There's also a charming Barbershop and flower shop on the same street as Pags. I prefer Pags for dinner, opposed to lunch, but it is up to you. Locals refer to it as Pags btw.
|I accessorize my black abaya (with poppy print) with a gorgeous not-so-muslim old local friend named Brittany ;) and a cherry red purse with cherry red lips (that's a local-me thing)|
Despite, locals and tourists alike like to enjoy the sunshine here. There are yachts moored, local street performers, art being sold (a small fortune being charged to have your henna done etc)... I never buy anything here myself, but I like to walk. Milestones (a restaurant located on the harbor), if you're Muslim and want something yummy, has the most delicious butternut squash ravioli. Its (the dish) vegetarian, but you won't care at all, I swear.
It is free--- you just take a ticket and wait your turn.
And maybe you actually care how the Canadian government is run, I don't know, and want info on which stain glass was made for which Queen, and what this or that latin motto means in Plain English. Then this bit would be useful for you.
Unfortunately, the two eccentric Dashwood sisters have died, so you won't see them at tea:'(. I know this, since they painted their old mansion a light aqua colour, and I couldn't imagine the Dashwood girls ever being okay with that if they were living.
The place technically has a dress code and its rude for men to wear shorts, but I see people doing it nonetheless. In the word's of one Dashwood: "At least when gentlemen streaked through the Empress tearoom in the 1960s, they still had the decency to wear bow ties".
Hmmm, I don't know about that but... abayas are fine;).
For the hotel being such a tourist thing (tea, dining, hotel itself) etc... I was there a lot as a local. See, the last bus is pretty late, outside is pretty cold, and the Empress always keeps its doors open. If you don't look like a hobo, no one will say anything about you staying there all night, reading books by the fireplace in the library, playing the piano in the tearoom in the evening or in the conservatory... I met some pretty awesome people after a late night spent decorating storefront windows for Christmas... A poet, lots of artists, some very fascinating drunks... one is now a Duke in the U.K.;)...I met him when he'd knocked himself unconscious while singing and dancing on the side of a courtyard fountain. Yep, he was that smoooooooth;). Consequently, saving him was the only night I ever spent in the hotel, it was a thank you present from his Uncle, since he made me miss my bus and I was a little tired to do the whole piano-player gig all night.
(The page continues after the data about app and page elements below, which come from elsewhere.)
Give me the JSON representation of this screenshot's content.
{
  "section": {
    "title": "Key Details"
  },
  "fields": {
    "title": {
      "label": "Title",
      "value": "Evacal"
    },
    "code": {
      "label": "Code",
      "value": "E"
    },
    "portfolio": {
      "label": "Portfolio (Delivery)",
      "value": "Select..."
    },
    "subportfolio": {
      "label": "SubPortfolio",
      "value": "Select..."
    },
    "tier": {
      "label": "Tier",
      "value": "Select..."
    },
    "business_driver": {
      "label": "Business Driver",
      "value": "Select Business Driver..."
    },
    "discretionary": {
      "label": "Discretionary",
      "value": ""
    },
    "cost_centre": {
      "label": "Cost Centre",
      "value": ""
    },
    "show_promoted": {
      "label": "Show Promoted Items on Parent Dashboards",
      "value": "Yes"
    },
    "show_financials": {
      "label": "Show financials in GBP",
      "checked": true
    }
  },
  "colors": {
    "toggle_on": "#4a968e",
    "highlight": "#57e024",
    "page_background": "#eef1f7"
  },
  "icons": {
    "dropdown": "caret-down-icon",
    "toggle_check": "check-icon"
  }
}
I shouldn't mock him though;) since I've swum in the same fountain, on a dare from Am. And that staircase below? Rode pillows down it, also a dare, that had security kind of upset at me for a while. And I did my share of crappy stuff. I crashed weddings sometimes with friends, in the Palm court. Well dressed, no one questions you. I think it is funny, but not very polite. I played piano once (not very good) and some party who'd been drinking in Bengal lounge decided to tip me, and then people just kept putting money into my beret, and by the end of a couple hours I'd made more money than I did a whole day at work. And I was playing like, the theme song to the X-files, and the Flintstones. I am not very musical.
Princess Margaret once nearly fell off the roof here while stargazing, and some bell boy knocked a guest who tried to rape a maid flat out:). That's the kind of place this is. It has lots of stories. Maybe that's why I like it so much. My Uncle Danny was a bell boy here. He'd pretend to be Irish, use an Irish accent, and sing "Danny boy" to get better tips in the 1950s. Despite being French... Well, at least his wife was Irish;). She never ever sings "Danny Boy".
My father however, abhors the place since he still feels the 50s dress-code is in effect, unless it is the Bengal Lounge we are going to, for jazz and curries:). Then its okay, so long as someone else besides him is paying:).